Data under study ▸
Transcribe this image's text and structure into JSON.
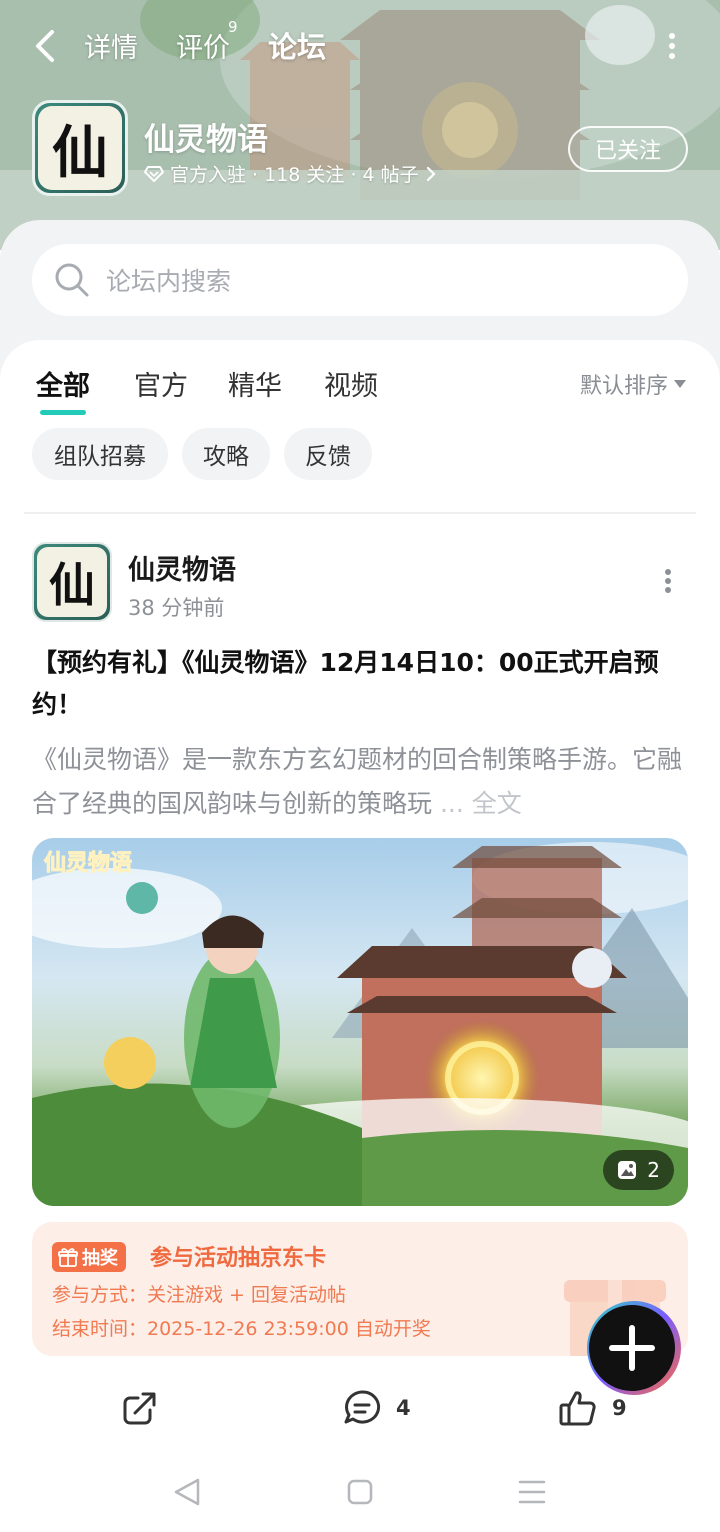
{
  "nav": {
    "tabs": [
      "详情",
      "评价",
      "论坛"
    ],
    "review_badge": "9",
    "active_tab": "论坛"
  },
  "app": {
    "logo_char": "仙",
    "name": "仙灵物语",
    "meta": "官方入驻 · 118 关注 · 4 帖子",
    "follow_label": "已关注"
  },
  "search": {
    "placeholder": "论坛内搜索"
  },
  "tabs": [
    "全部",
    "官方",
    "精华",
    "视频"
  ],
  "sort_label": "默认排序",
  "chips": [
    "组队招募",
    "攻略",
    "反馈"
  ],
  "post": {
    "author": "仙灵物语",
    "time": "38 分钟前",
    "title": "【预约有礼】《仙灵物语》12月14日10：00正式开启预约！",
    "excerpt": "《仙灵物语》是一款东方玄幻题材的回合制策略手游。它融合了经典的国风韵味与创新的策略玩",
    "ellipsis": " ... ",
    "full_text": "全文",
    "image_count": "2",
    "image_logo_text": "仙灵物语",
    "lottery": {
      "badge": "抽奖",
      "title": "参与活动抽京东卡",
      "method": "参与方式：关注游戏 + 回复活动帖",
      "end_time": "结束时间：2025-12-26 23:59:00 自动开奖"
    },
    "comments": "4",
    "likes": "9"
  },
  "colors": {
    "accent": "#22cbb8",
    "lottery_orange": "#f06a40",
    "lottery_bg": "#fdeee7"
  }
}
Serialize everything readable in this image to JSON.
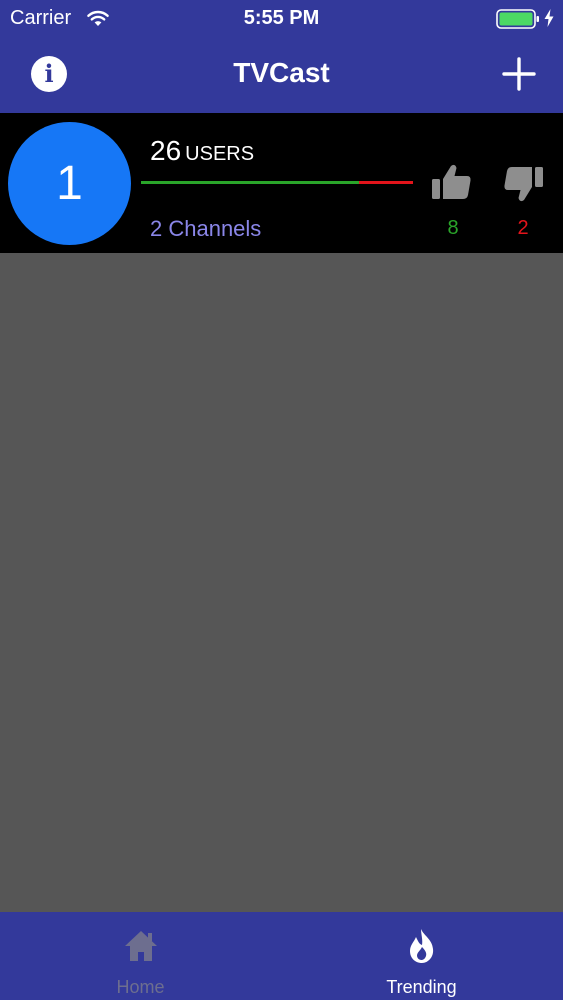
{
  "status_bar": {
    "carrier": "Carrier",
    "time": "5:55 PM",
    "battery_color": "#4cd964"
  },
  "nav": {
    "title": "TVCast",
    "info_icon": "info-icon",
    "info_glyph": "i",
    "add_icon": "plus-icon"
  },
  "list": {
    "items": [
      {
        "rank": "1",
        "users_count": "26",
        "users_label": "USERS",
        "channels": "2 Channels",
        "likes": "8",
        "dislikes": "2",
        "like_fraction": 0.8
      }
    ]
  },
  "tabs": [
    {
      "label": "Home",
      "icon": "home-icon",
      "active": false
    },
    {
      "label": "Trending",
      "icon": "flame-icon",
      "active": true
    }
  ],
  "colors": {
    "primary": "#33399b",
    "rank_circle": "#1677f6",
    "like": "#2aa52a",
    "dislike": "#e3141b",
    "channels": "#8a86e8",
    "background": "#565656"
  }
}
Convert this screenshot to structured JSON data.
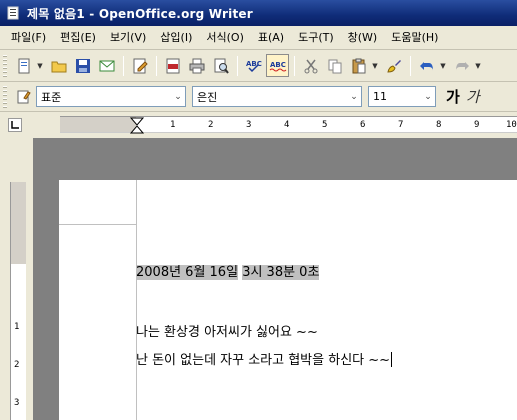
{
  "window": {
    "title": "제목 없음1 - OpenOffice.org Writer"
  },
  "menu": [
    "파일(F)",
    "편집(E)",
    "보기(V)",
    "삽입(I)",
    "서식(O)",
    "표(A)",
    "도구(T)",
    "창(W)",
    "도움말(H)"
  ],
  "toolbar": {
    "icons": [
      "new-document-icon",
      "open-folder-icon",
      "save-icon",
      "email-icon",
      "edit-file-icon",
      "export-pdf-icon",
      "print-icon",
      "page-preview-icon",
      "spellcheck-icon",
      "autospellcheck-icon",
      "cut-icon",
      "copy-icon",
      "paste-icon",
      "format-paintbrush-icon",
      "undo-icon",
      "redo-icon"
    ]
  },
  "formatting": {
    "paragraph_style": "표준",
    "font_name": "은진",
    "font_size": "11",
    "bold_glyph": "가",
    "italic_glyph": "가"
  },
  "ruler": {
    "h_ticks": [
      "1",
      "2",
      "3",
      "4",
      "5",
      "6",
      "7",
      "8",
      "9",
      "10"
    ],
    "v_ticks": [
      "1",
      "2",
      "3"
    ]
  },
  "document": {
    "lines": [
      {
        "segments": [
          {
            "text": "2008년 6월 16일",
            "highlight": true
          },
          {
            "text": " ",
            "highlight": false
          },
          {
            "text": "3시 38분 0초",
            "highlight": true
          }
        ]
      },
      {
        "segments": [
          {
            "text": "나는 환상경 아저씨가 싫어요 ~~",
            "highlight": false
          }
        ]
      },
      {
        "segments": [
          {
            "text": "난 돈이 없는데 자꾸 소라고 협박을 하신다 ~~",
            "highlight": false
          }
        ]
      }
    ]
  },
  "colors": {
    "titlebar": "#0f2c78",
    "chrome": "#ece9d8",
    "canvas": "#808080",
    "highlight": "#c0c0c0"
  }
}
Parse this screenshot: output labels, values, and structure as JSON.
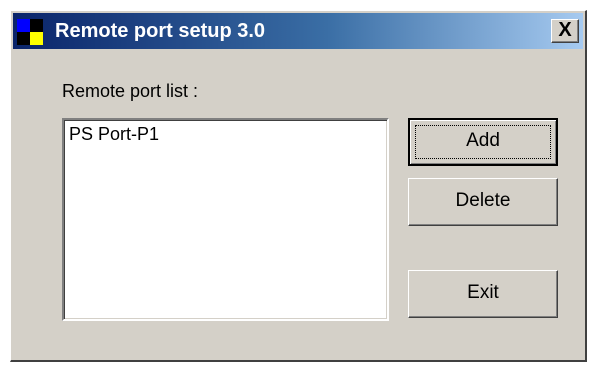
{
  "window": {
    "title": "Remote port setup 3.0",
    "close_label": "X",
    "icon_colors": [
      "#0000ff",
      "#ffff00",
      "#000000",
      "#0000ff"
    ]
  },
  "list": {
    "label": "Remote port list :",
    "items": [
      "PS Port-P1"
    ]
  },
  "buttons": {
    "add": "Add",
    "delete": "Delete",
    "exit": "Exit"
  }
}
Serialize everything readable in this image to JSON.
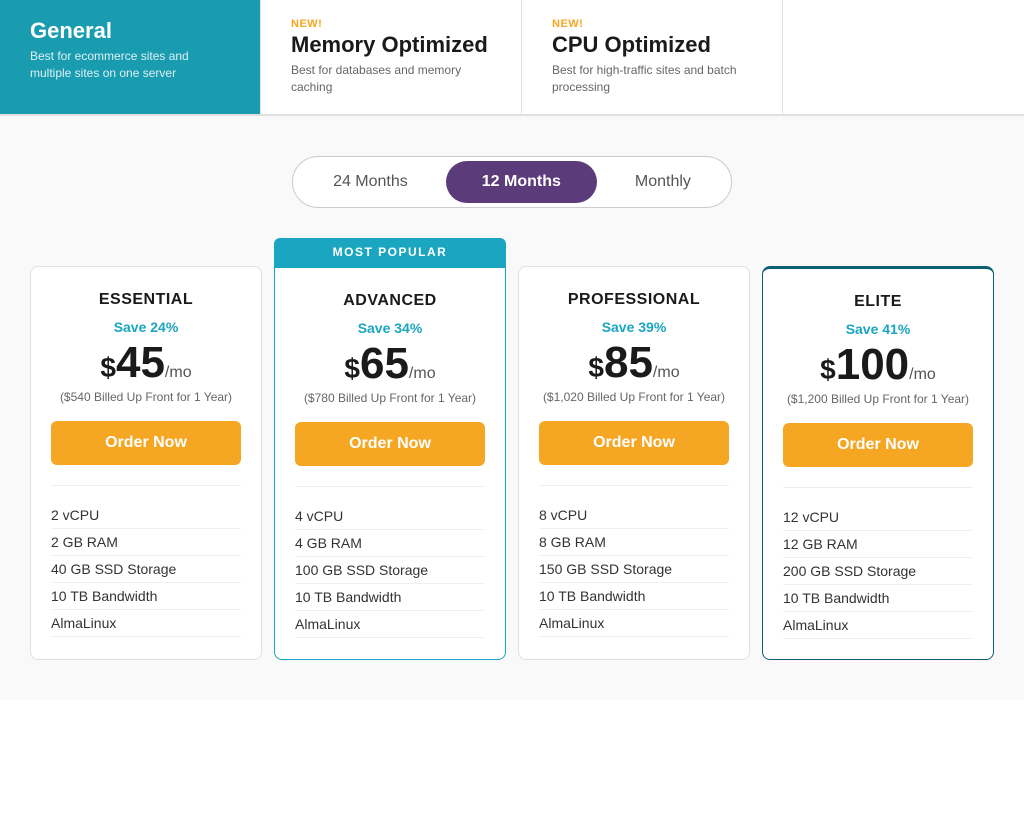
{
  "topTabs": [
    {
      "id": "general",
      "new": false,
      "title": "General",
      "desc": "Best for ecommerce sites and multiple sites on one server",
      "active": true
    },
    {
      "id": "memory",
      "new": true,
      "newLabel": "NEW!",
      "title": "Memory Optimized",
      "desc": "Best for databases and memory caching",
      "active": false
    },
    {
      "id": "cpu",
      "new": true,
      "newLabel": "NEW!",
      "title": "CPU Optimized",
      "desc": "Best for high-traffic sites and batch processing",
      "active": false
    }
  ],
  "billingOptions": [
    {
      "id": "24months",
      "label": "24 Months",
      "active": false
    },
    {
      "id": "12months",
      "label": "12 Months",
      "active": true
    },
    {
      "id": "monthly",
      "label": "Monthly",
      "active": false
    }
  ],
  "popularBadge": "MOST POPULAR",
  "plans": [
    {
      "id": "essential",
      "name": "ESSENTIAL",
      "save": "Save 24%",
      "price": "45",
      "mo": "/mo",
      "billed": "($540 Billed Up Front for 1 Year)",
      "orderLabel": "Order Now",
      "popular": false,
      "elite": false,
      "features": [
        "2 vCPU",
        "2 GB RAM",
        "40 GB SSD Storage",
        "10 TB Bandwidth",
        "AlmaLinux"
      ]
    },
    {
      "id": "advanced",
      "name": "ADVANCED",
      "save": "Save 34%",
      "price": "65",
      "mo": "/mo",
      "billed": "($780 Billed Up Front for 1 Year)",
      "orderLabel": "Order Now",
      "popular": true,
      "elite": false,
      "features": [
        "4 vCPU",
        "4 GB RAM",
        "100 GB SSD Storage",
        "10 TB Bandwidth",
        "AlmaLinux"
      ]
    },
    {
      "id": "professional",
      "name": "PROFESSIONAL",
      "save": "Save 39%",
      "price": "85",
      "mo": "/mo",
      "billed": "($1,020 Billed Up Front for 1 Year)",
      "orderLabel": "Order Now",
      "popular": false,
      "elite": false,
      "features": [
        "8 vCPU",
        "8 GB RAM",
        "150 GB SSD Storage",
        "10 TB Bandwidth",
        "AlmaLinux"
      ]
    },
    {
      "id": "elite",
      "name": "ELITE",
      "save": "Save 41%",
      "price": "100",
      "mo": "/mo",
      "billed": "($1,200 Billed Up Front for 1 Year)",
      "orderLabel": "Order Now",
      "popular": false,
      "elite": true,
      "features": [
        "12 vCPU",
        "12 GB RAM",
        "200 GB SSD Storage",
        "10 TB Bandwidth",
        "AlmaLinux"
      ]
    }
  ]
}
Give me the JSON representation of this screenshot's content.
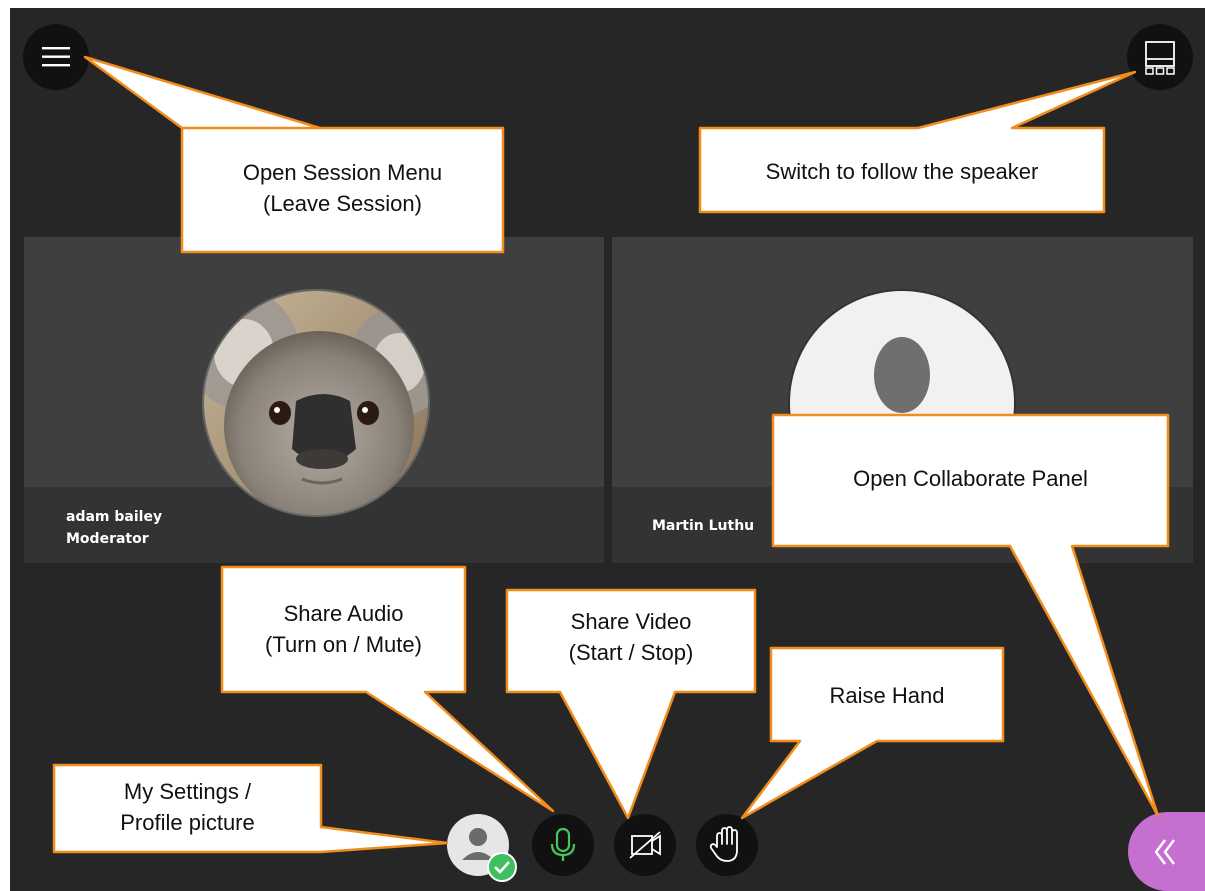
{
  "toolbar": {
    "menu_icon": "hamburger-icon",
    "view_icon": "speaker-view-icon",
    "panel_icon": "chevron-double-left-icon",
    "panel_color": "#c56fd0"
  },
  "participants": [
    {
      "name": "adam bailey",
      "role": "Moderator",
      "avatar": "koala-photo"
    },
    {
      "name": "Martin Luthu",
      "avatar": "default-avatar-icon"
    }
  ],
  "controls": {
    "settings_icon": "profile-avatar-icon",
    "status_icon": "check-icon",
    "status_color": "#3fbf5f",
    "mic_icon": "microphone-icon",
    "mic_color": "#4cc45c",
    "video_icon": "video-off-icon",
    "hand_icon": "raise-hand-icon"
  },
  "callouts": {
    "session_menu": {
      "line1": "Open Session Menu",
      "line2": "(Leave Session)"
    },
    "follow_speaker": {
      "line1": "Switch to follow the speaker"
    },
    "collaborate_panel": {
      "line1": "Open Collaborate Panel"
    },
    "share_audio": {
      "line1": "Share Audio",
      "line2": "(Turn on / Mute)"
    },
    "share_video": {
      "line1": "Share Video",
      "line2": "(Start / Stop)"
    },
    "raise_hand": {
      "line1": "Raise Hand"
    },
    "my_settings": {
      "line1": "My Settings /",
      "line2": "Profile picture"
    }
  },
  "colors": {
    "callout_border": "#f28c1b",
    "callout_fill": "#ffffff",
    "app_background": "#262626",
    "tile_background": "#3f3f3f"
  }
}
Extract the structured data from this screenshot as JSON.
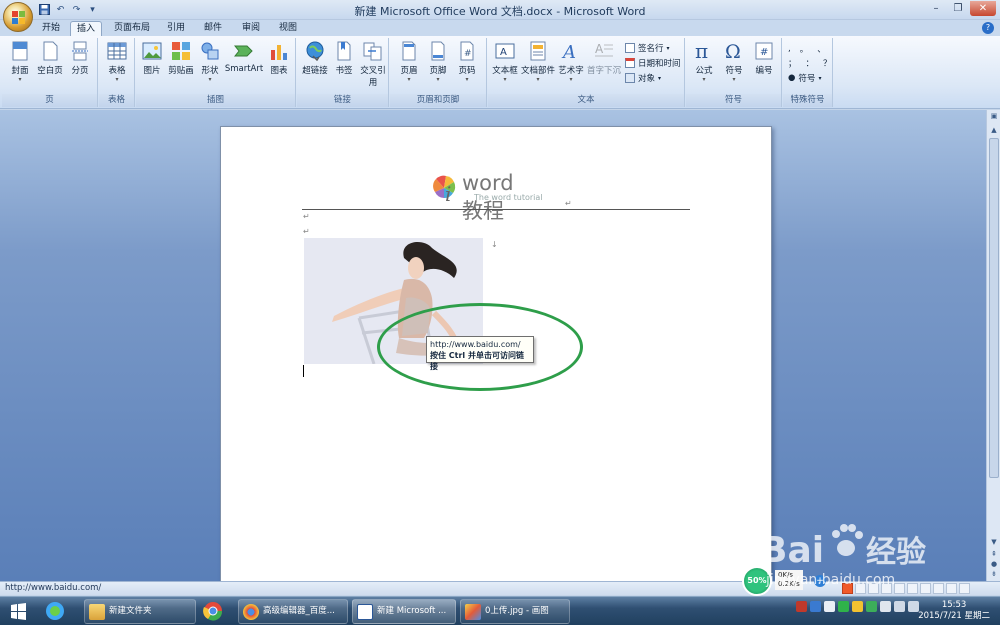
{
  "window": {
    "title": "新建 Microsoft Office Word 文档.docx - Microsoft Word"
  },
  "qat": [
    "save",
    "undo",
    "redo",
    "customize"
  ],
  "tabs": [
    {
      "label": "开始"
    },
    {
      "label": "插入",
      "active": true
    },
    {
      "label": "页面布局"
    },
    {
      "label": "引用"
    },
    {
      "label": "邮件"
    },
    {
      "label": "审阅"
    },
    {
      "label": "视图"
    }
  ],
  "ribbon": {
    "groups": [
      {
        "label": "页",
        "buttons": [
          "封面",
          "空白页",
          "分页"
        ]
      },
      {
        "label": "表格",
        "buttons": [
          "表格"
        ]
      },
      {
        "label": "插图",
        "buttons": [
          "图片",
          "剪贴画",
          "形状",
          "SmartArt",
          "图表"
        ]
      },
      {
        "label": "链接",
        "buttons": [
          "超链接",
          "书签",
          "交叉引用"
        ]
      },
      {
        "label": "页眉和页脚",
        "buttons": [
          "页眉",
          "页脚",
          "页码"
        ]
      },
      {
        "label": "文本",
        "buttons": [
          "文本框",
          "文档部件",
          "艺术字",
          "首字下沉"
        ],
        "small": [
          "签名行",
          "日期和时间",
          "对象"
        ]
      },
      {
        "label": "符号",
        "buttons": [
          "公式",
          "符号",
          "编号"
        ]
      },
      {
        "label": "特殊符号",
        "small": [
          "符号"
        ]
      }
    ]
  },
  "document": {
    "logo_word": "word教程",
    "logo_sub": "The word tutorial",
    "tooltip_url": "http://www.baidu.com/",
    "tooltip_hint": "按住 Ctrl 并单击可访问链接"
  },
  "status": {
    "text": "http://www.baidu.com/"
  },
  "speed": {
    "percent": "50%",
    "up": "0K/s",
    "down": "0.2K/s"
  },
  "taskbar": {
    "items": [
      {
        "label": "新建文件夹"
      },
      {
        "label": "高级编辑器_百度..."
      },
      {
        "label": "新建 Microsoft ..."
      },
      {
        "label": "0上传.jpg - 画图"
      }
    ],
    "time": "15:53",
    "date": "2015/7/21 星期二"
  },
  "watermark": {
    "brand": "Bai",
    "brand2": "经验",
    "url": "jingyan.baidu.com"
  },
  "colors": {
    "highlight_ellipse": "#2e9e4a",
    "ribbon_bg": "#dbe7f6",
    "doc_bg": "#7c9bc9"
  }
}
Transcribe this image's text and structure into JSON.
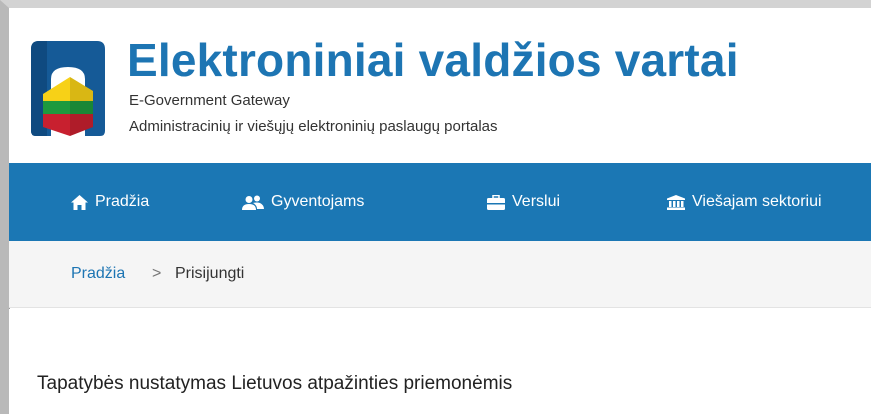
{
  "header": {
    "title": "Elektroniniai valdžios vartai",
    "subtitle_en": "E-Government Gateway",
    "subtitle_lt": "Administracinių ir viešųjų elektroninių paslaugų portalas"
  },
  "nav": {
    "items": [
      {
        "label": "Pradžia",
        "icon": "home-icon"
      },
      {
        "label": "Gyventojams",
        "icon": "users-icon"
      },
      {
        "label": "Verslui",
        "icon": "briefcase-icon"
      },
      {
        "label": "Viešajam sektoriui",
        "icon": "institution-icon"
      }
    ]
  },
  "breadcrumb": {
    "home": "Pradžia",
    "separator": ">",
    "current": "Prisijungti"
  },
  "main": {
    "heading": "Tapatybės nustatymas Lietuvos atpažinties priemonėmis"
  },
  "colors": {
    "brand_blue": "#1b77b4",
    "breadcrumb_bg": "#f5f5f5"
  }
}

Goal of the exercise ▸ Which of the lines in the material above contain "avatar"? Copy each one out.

Result of this task ▸
      "avatar": "koala-photo"
      "avatar": "default-avatar-icon"
    "settings_icon": "profile-avatar-icon",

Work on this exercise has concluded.